Data under study Start Marker

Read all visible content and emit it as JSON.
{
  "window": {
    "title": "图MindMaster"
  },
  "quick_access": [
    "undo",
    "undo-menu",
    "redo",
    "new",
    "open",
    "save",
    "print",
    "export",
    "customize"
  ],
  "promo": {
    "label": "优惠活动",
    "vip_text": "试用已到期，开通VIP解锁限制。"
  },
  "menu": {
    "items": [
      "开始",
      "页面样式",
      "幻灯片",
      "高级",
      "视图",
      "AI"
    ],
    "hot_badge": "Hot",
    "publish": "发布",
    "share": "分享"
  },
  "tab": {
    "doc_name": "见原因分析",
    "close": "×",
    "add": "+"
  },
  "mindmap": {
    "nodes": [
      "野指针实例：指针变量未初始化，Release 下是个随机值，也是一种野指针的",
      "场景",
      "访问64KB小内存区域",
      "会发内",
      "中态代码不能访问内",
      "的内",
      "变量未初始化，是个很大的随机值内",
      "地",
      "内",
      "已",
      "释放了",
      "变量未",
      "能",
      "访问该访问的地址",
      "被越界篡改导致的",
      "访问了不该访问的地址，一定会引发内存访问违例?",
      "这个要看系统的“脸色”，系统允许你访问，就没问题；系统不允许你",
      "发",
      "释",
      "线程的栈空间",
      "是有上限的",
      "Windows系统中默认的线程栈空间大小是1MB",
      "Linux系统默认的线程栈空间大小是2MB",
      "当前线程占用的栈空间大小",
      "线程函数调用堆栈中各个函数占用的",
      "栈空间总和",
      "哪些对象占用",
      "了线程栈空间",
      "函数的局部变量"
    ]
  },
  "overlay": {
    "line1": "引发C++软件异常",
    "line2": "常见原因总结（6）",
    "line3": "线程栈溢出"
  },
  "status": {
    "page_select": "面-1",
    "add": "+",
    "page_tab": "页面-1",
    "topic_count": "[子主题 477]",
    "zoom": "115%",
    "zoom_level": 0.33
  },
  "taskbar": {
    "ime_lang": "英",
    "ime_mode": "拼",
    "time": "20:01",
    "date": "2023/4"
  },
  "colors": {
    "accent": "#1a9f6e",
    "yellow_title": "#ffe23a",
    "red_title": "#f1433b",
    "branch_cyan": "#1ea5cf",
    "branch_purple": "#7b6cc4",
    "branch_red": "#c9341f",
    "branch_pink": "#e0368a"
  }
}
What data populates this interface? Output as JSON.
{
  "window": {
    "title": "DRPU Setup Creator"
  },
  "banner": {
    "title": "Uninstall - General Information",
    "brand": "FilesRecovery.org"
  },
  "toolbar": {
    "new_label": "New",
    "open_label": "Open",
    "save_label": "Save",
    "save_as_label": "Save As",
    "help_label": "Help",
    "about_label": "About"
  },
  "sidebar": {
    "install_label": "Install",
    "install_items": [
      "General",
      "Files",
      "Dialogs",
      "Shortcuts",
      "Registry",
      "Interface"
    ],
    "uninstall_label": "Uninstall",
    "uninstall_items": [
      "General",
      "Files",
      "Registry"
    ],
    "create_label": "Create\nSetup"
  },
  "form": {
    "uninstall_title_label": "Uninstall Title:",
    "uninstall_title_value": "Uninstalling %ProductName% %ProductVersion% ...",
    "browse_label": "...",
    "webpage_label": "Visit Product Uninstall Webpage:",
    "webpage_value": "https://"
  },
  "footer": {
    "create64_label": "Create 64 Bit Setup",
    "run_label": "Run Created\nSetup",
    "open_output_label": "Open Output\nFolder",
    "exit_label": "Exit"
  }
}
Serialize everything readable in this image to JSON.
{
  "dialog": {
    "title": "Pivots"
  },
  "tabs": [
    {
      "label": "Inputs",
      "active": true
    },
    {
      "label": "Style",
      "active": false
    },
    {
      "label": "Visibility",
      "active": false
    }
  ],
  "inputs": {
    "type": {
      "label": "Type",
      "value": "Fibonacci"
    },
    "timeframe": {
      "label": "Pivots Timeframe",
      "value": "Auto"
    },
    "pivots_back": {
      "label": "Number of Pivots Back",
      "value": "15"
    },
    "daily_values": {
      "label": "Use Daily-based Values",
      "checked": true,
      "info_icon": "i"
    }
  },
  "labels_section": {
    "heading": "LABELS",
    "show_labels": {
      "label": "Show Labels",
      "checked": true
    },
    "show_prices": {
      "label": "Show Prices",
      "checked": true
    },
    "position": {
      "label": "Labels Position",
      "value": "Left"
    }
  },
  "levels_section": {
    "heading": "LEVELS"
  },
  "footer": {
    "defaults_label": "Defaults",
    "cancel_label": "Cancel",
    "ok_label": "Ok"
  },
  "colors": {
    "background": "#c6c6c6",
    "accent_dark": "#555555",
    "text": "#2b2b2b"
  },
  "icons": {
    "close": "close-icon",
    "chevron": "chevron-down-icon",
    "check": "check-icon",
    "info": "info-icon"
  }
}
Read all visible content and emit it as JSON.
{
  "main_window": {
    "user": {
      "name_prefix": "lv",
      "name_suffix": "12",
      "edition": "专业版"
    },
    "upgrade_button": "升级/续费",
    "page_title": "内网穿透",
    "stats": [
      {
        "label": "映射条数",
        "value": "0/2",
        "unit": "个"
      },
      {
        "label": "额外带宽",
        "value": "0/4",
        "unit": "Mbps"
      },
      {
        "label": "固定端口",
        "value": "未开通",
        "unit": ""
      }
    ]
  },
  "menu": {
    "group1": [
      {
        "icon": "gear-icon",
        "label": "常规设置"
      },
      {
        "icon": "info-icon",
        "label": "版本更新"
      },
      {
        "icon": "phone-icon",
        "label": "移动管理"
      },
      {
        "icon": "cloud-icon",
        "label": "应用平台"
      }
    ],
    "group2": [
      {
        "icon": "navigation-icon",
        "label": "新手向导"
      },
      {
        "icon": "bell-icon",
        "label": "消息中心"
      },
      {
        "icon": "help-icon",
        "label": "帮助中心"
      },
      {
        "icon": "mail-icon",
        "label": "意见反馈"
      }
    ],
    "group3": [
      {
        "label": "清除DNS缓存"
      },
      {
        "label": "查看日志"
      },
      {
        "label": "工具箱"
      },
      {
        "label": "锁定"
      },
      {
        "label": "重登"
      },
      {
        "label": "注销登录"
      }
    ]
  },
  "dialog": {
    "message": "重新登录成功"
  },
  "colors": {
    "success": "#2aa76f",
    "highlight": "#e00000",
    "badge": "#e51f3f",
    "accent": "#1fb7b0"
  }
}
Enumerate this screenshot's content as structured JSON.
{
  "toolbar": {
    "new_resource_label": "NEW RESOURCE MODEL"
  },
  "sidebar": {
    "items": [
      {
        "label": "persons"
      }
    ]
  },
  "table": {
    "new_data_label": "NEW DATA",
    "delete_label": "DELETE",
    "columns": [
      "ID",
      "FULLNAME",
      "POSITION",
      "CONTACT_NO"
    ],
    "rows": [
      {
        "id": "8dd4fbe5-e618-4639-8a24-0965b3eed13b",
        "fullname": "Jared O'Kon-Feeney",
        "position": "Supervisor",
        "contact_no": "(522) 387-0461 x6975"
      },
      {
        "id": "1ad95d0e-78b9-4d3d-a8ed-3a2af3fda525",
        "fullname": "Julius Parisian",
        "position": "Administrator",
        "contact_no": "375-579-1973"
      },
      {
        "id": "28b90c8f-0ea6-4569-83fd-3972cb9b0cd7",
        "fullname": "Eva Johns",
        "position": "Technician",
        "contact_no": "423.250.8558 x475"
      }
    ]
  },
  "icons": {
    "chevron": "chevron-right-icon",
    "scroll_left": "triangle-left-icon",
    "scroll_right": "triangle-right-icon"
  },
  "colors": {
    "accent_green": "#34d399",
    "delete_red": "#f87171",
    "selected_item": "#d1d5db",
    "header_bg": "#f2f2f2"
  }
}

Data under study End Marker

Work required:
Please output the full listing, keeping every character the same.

Answer for the task:
Read all visible content and emit it as JSON.
{
  "window": {
    "title": "图MindMaster"
  },
  "quick_access": [
    "undo",
    "undo-menu",
    "redo",
    "new",
    "open",
    "save",
    "print",
    "export",
    "customize"
  ],
  "promo": {
    "label": "优惠活动",
    "vip_text": "试用已到期，开通VIP解锁限制。"
  },
  "menu": {
    "items": [
      "开始",
      "页面样式",
      "幻灯片",
      "高级",
      "视图",
      "AI"
    ],
    "hot_badge": "Hot",
    "publish": "发布",
    "share": "分享"
  },
  "tab": {
    "doc_name": "见原因分析",
    "close": "×",
    "add": "+"
  },
  "mindmap": {
    "nodes": [
      "野指针实例：指针变量未初始化，Release 下是个随机值，也是一种野指针的",
      "场景",
      "访问64KB小内存区域",
      "会发内",
      "中态代码不能访问内",
      "的内",
      "变量未初始化，是个很大的随机值内",
      "地",
      "内",
      "已",
      "释放了",
      "变量未",
      "能",
      "访问该访问的地址",
      "被越界篡改导致的",
      "访问了不该访问的地址，一定会引发内存访问违例?",
      "这个要看系统的“脸色”，系统允许你访问，就没问题；系统不允许你",
      "发",
      "释",
      "线程的栈空间",
      "是有上限的",
      "Windows系统中默认的线程栈空间大小是1MB",
      "Linux系统默认的线程栈空间大小是2MB",
      "当前线程占用的栈空间大小",
      "线程函数调用堆栈中各个函数占用的",
      "栈空间总和",
      "哪些对象占用",
      "了线程栈空间",
      "函数的局部变量"
    ]
  },
  "overlay": {
    "line1": "引发C++软件异常",
    "line2": "常见原因总结（6）",
    "line3": "线程栈溢出"
  },
  "status": {
    "page_select": "面-1",
    "add": "+",
    "page_tab": "页面-1",
    "topic_count": "[子主题 477]",
    "zoom": "115%",
    "zoom_level": 0.33
  },
  "taskbar": {
    "ime_lang": "英",
    "ime_mode": "拼",
    "time": "20:01",
    "date": "2023/4"
  },
  "colors": {
    "accent": "#1a9f6e",
    "yellow_title": "#ffe23a",
    "red_title": "#f1433b",
    "branch_cyan": "#1ea5cf",
    "branch_purple": "#7b6cc4",
    "branch_red": "#c9341f",
    "branch_pink": "#e0368a"
  }
}
What data populates this interface? Output as JSON.
{
  "window": {
    "title": "DRPU Setup Creator"
  },
  "banner": {
    "title": "Uninstall - General Information",
    "brand": "FilesRecovery.org"
  },
  "toolbar": {
    "new_label": "New",
    "open_label": "Open",
    "save_label": "Save",
    "save_as_label": "Save As",
    "help_label": "Help",
    "about_label": "About"
  },
  "sidebar": {
    "install_label": "Install",
    "install_items": [
      "General",
      "Files",
      "Dialogs",
      "Shortcuts",
      "Registry",
      "Interface"
    ],
    "uninstall_label": "Uninstall",
    "uninstall_items": [
      "General",
      "Files",
      "Registry"
    ],
    "create_label": "Create\nSetup"
  },
  "form": {
    "uninstall_title_label": "Uninstall Title:",
    "uninstall_title_value": "Uninstalling %ProductName% %ProductVersion% ...",
    "browse_label": "...",
    "webpage_label": "Visit Product Uninstall Webpage:",
    "webpage_value": "https://"
  },
  "footer": {
    "create64_label": "Create 64 Bit Setup",
    "run_label": "Run Created\nSetup",
    "open_output_label": "Open Output\nFolder",
    "exit_label": "Exit"
  }
}
Serialize everything readable in this image to JSON.
{
  "dialog": {
    "title": "Pivots"
  },
  "tabs": [
    {
      "label": "Inputs",
      "active": true
    },
    {
      "label": "Style",
      "active": false
    },
    {
      "label": "Visibility",
      "active": false
    }
  ],
  "inputs": {
    "type": {
      "label": "Type",
      "value": "Fibonacci"
    },
    "timeframe": {
      "label": "Pivots Timeframe",
      "value": "Auto"
    },
    "pivots_back": {
      "label": "Number of Pivots Back",
      "value": "15"
    },
    "daily_values": {
      "label": "Use Daily-based Values",
      "checked": true,
      "info_icon": "i"
    }
  },
  "labels_section": {
    "heading": "LABELS",
    "show_labels": {
      "label": "Show Labels",
      "checked": true
    },
    "show_prices": {
      "label": "Show Prices",
      "checked": true
    },
    "position": {
      "label": "Labels Position",
      "value": "Left"
    }
  },
  "levels_section": {
    "heading": "LEVELS"
  },
  "footer": {
    "defaults_label": "Defaults",
    "cancel_label": "Cancel",
    "ok_label": "Ok"
  },
  "colors": {
    "background": "#c6c6c6",
    "accent_dark": "#555555",
    "text": "#2b2b2b"
  },
  "icons": {
    "close": "close-icon",
    "chevron": "chevron-down-icon",
    "check": "check-icon",
    "info": "info-icon"
  }
}
Read all visible content and emit it as JSON.
{
  "main_window": {
    "user": {
      "name_prefix": "lv",
      "name_suffix": "12",
      "edition": "专业版"
    },
    "upgrade_button": "升级/续费",
    "page_title": "内网穿透",
    "stats": [
      {
        "label": "映射条数",
        "value": "0/2",
        "unit": "个"
      },
      {
        "label": "额外带宽",
        "value": "0/4",
        "unit": "Mbps"
      },
      {
        "label": "固定端口",
        "value": "未开通",
        "unit": ""
      }
    ]
  },
  "menu": {
    "group1": [
      {
        "icon": "gear-icon",
        "label": "常规设置"
      },
      {
        "icon": "info-icon",
        "label": "版本更新"
      },
      {
        "icon": "phone-icon",
        "label": "移动管理"
      },
      {
        "icon": "cloud-icon",
        "label": "应用平台"
      }
    ],
    "group2": [
      {
        "icon": "navigation-icon",
        "label": "新手向导"
      },
      {
        "icon": "bell-icon",
        "label": "消息中心"
      },
      {
        "icon": "help-icon",
        "label": "帮助中心"
      },
      {
        "icon": "mail-icon",
        "label": "意见反馈"
      }
    ],
    "group3": [
      {
        "label": "清除DNS缓存"
      },
      {
        "label": "查看日志"
      },
      {
        "label": "工具箱"
      },
      {
        "label": "锁定"
      },
      {
        "label": "重登"
      },
      {
        "label": "注销登录"
      }
    ]
  },
  "dialog": {
    "message": "重新登录成功"
  },
  "colors": {
    "success": "#2aa76f",
    "highlight": "#e00000",
    "badge": "#e51f3f",
    "accent": "#1fb7b0"
  }
}
Enumerate this screenshot's content as structured JSON.
{
  "toolbar": {
    "new_resource_label": "NEW RESOURCE MODEL"
  },
  "sidebar": {
    "items": [
      {
        "label": "persons"
      }
    ]
  },
  "table": {
    "new_data_label": "NEW DATA",
    "delete_label": "DELETE",
    "columns": [
      "ID",
      "FULLNAME",
      "POSITION",
      "CONTACT_NO"
    ],
    "rows": [
      {
        "id": "8dd4fbe5-e618-4639-8a24-0965b3eed13b",
        "fullname": "Jared O'Kon-Feeney",
        "position": "Supervisor",
        "contact_no": "(522) 387-0461 x6975"
      },
      {
        "id": "1ad95d0e-78b9-4d3d-a8ed-3a2af3fda525",
        "fullname": "Julius Parisian",
        "position": "Administrator",
        "contact_no": "375-579-1973"
      },
      {
        "id": "28b90c8f-0ea6-4569-83fd-3972cb9b0cd7",
        "fullname": "Eva Johns",
        "position": "Technician",
        "contact_no": "423.250.8558 x475"
      }
    ]
  },
  "icons": {
    "chevron": "chevron-right-icon",
    "scroll_left": "triangle-left-icon",
    "scroll_right": "triangle-right-icon"
  },
  "colors": {
    "accent_green": "#34d399",
    "delete_red": "#f87171",
    "selected_item": "#d1d5db",
    "header_bg": "#f2f2f2"
  }
}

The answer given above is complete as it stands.